If you go the AVI route, here's what you'll see.

Vegas 7avi

It's not a whole lot different, and if you've picked the Lagarith codec, you probably won't need to change anything here other than the framerate.

But no matter which route you go, be sure to click on the project tab:

Vegas 8

The last thing to check is your rendering quality because yes it CAN be different here than in your template. Draft or Preview, always. Good and Best allow frame tweening, which is on by Default and it looks horrid.

At this point you're ready to go. Hit okay and render, and hopefully you've got a video that looks decent.

A Quick Note About The Render Options from Some Strange FleaEdit

What if some/all of my source videos aren't the resolution that I want my final video to be?

Then Vegas will automatically resize them for you! Hooray!

Wait no that's actually a disaster. If you're using Draft/Preview like you were told then Vegas will be using Nearest Neighbour to resize them. If your videos are for low-res retro(-style) games, then that's actually probably okay and I'm sorry for getting you all nervous earlier. But for newer games, it's going to look a bit shitty.

What you're going to want to do is resize your stuff (losslessly) using a higher-quality resizing method, then pop the new video into Vegas in place of the old one. If I can't talk you out of using Vegas for absolutely everything then this is how you do it:

  1. Open a separate Vegas file and import the raw clip you want to resize.
  2. Set all the settings the same way you set your main file's settings but (ugh) use Good/Best mode instead of Draft/Preview. This will enable frame blending and higher-quality resizing. You don't want the former, so this is how you disable it.
  3. Pop your clip in the timeline and right click, then click Properties.

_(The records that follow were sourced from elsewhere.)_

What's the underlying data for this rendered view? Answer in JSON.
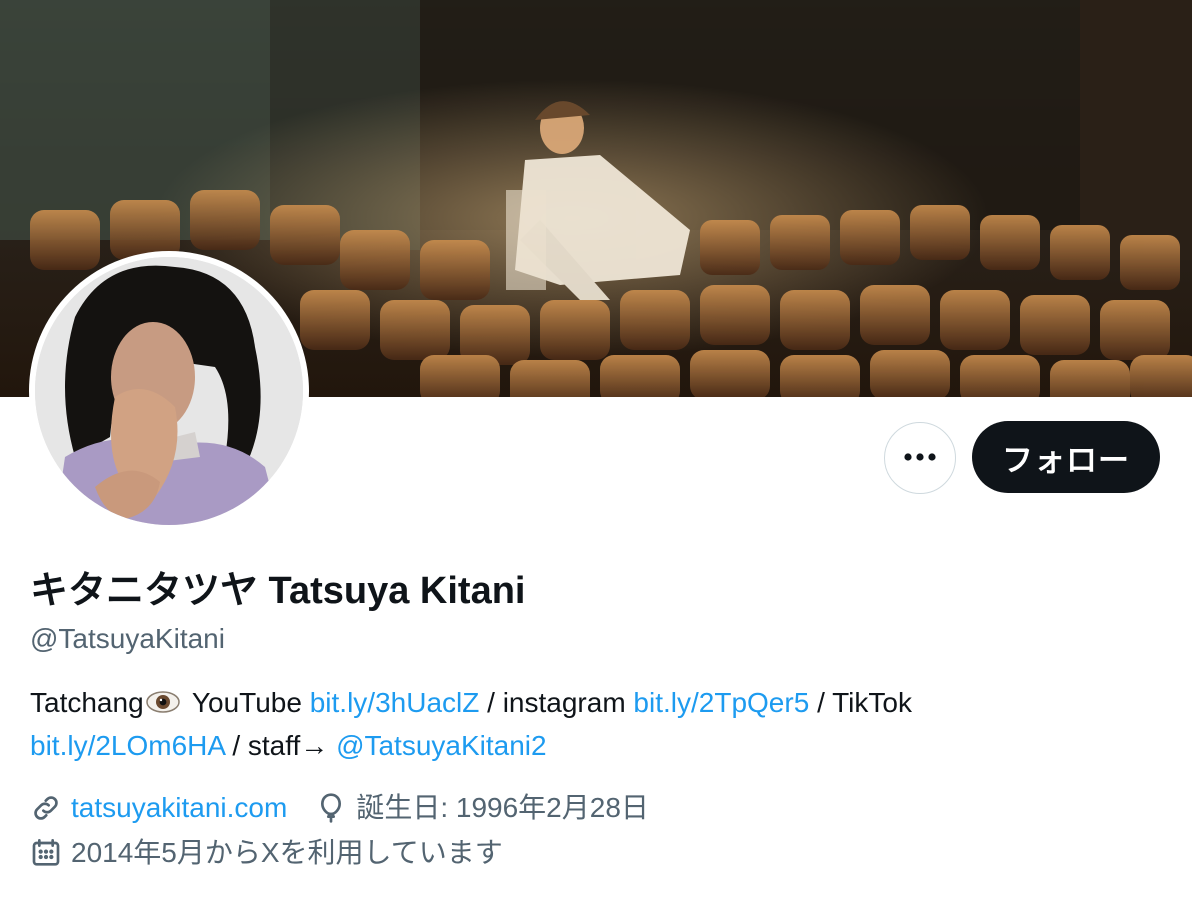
{
  "profile": {
    "display_name": "キタニタツヤ Tatsuya Kitani",
    "handle": "@TatsuyaKitani",
    "follow_label": "フォロー",
    "more_icon": "more-horizontal-icon"
  },
  "bio": {
    "text_1": "Tatchang",
    "text_2": "YouTube",
    "link_youtube": "bit.ly/3hUaclZ",
    "text_3": "/ instagram",
    "link_instagram": "bit.ly/2TpQer5",
    "text_4": "/ TikTok",
    "link_tiktok": "bit.ly/2LOm6HA",
    "text_5": "/ staff→",
    "link_staff": "@TatsuyaKitani2"
  },
  "meta": {
    "website": "tatsuyakitani.com",
    "birthday": "誕生日: 1996年2月28日",
    "joined": "2014年5月からXを利用しています",
    "website_icon": "link-icon",
    "birthday_icon": "balloon-icon",
    "joined_icon": "calendar-icon"
  },
  "colors": {
    "link": "#1d9bf0",
    "secondary_text": "#536471",
    "follow_bg": "#0f1419"
  }
}
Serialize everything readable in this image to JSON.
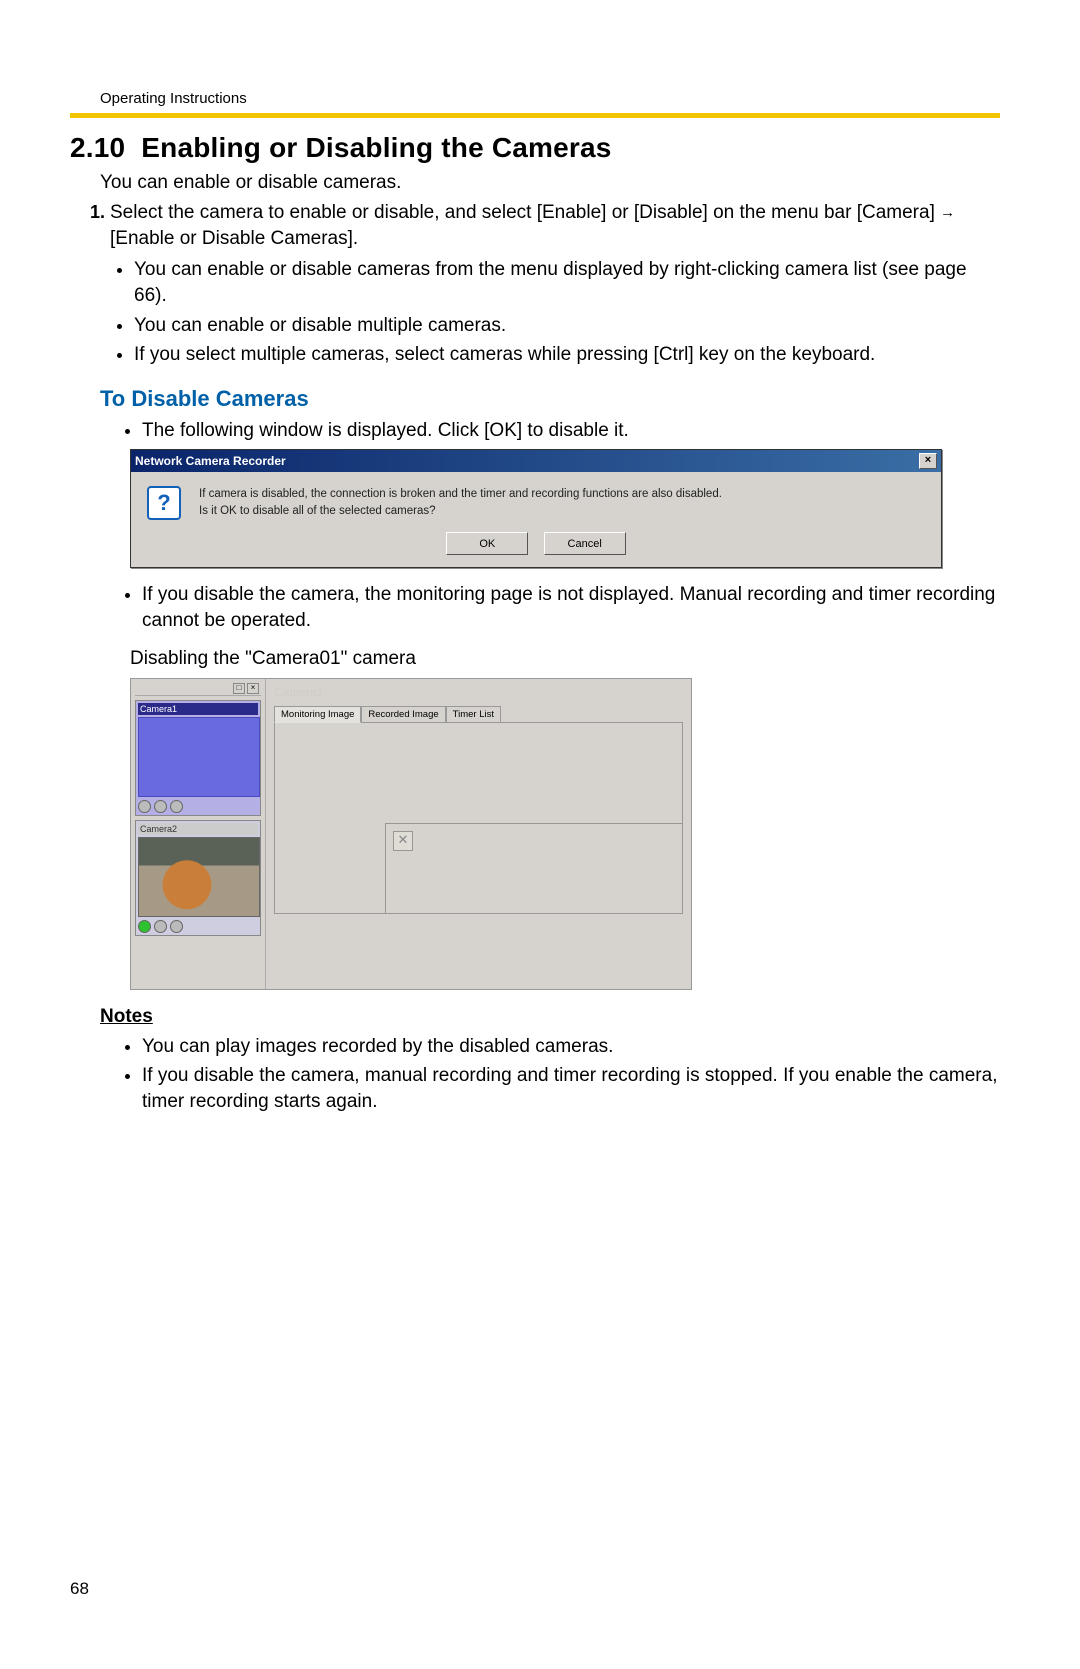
{
  "header": "Operating Instructions",
  "section_number": "2.10",
  "section_title": "Enabling or Disabling the Cameras",
  "intro": "You can enable or disable cameras.",
  "step1_a": "Select the camera to enable or disable, and select [Enable] or [Disable] on the menu bar [Camera]",
  "step1_b": "[Enable or Disable Cameras].",
  "step1_bullets": [
    "You can enable or disable cameras from the menu displayed by right-clicking camera list (see page 66).",
    "You can enable or disable multiple cameras.",
    "If you select multiple cameras, select cameras while pressing [Ctrl] key on the keyboard."
  ],
  "subhead_disable": "To Disable Cameras",
  "disable_bullet1": "The following window is displayed. Click [OK] to disable it.",
  "dialog": {
    "title": "Network Camera Recorder",
    "line1": "If camera is disabled, the connection is broken and the timer and recording functions are also disabled.",
    "line2": "Is it OK to disable all of the selected cameras?",
    "ok": "OK",
    "cancel": "Cancel"
  },
  "disable_bullet2": "If you disable the camera, the monitoring page is not displayed. Manual recording and timer recording cannot be operated.",
  "caption": "Disabling the \"Camera01\" camera",
  "app": {
    "cam1": "Camera1",
    "cam2": "Camera2",
    "ghost": "Camera1",
    "tab1": "Monitoring Image",
    "tab2": "Recorded Image",
    "tab3": "Timer List"
  },
  "notes_heading": "Notes",
  "notes": [
    "You can play images recorded by the disabled cameras.",
    "If you disable the camera, manual recording and timer recording is stopped. If you enable the camera, timer recording starts again."
  ],
  "page_number": "68"
}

The "Smart Resample" radio button should be selected, change it to "Disable resample".
  4. Render the clip losslessly, and replace the old clip in your main Vegas file with the new one.
  5. Slap yourself in the face for being a bit of a nonce but it's okay we can still be friends.

Alternatively, you can set your main Project to Good/Best and Disable Resample for every individual clip on your timeline, but if you've got loads of clips then it'll take ages and you'll definitely miss one so watch out.